The ‘gay ban,’ which was in place until 2000, prohibited LGBTQ+ individuals from openly serving in the military. Those who were discovered to be LGBTQ+ while serving often faced unimaginable horrors, including physical and sexual abuse, so-called ‘conversion therapy,’ blackmail, and eventual dismissal from service.

Prime Minister Sunak, speaking on behalf of the British state, referred to the ban as an “appalling failure” that was “decades behind the law of this land.” He expressed deep regret for the harrowing sexual abuse, violence, homophobic bullying, and harassment that many LGBTQ+ veterans endured while serving their country.


The long-term consequences of this discriminatory policy were profound, with many veterans suffering lifelong trauma, financial hardships, and social isolation as they lost their employment, homes, and pensions. The government’s belated apology addresses the pain and injustice inflicted on these individuals and recognises their significant contributions to keeping the nation safe.

The apology coincides with the publication of the LGBTQ+ Veterans Independent Review, conducted under the guidance of Lord Etherton. This review resulted from the collective efforts of veterans who courageously shared their experiences, demanding acknowledgment and accountability for the historic mistreatment they faced.

Campaigners, including LGBTQ+ veterans charity Fighting with Pride, had been advocating for the public release of the review, fearing it might be buried or delayed during the lengthy House of Commons recess.

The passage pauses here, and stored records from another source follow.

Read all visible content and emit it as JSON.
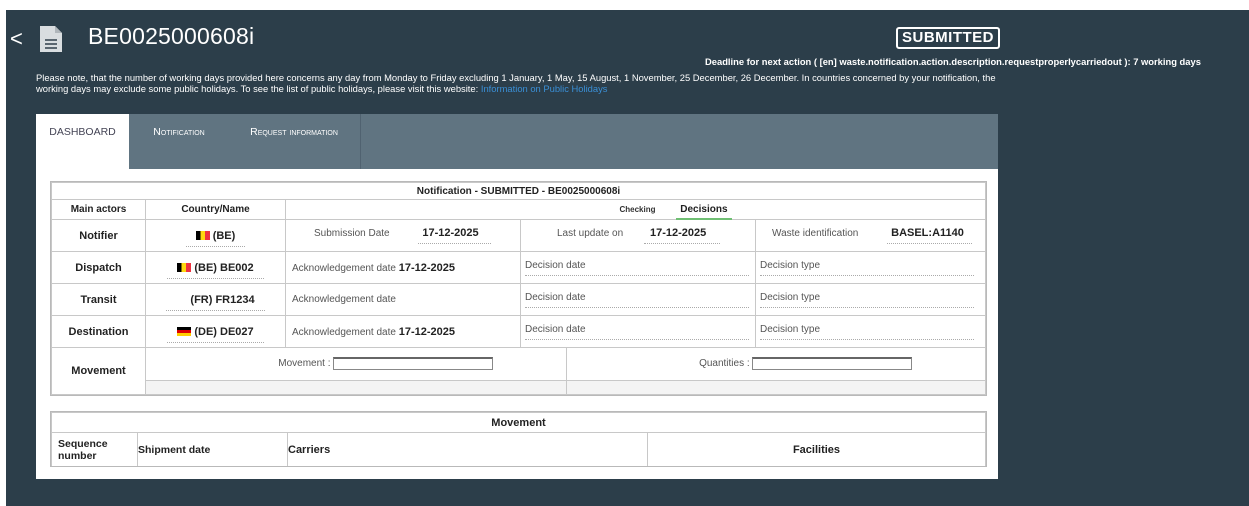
{
  "header": {
    "back_glyph": "<",
    "title": "BE0025000608i",
    "status": "SUBMITTED",
    "deadline": "Deadline for next action ( [en] waste.notification.action.description.requestproperlycarriedout ): 7 working days",
    "note": "Please note, that the number of working days provided here concerns any day from Monday to Friday excluding 1 January, 1 May, 15 August, 1 November, 25 December, 26 December. In countries concerned by your notification, the working days may exclude some public holidays. To see the list of public holidays, please visit this website: ",
    "note_link": "Information on Public Holidays"
  },
  "tabs": [
    {
      "label": "DASHBOARD"
    },
    {
      "label": "Notification"
    },
    {
      "label": "Request information"
    }
  ],
  "notification": {
    "heading": "Notification - SUBMITTED - BE0025000608i",
    "col_actors": "Main actors",
    "col_country": "Country/Name",
    "checking": "Checking",
    "decisions": "Decisions",
    "rows": [
      {
        "label": "Notifier",
        "country": "(BE)"
      },
      {
        "label": "Dispatch",
        "country": "(BE) BE002"
      },
      {
        "label": "Transit",
        "country": "(FR) FR1234"
      },
      {
        "label": "Destination",
        "country": "(DE) DE027"
      }
    ],
    "submission_label": "Submission Date",
    "submission_value": "17-12-2025",
    "lastupdate_label": "Last update on",
    "lastupdate_value": "17-12-2025",
    "waste_label": "Waste identification",
    "waste_value": "BASEL:A1140",
    "ack_label": "Acknowledgement date",
    "ack_dispatch": "17-12-2025",
    "ack_destination": "17-12-2025",
    "decision_date_label": "Decision date",
    "decision_type_label": "Decision type",
    "movement_label": "Movement",
    "movement_field_label": "Movement :",
    "quantities_label": "Quantities :"
  },
  "movement": {
    "heading": "Movement",
    "col_sequence": "Sequence number",
    "col_shipment": "Shipment date",
    "col_carriers": "Carriers",
    "col_facilities": "Facilities"
  }
}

The eventual publication of the review, alongside the Prime Minister’s apology, marks a significant victory for those who worked tirelessly to shed light on this issue.

Fighting with Pride and other LGBTQ+ advocacy groups celebrated the apology as a “historic day” and praised the bravery of veterans who shared their stories to pave the way for a more inclusive and equitable future. They also expressed gratitude to Lord Etherton for leading the independent review and ensuring that justice was pursued.

Cat Dixon, vice chair of Stonewall and an army veteran, emphasised the significance of the apology as a step towards achieving justice for LGBTQ+ individuals who faced shame, humiliation, and ruined military careers due to their sexuality. Dixon acknowledged the progress made in overturning the ban and commended the efforts of the armed forces in becoming LGBTQ+ inclusive employers.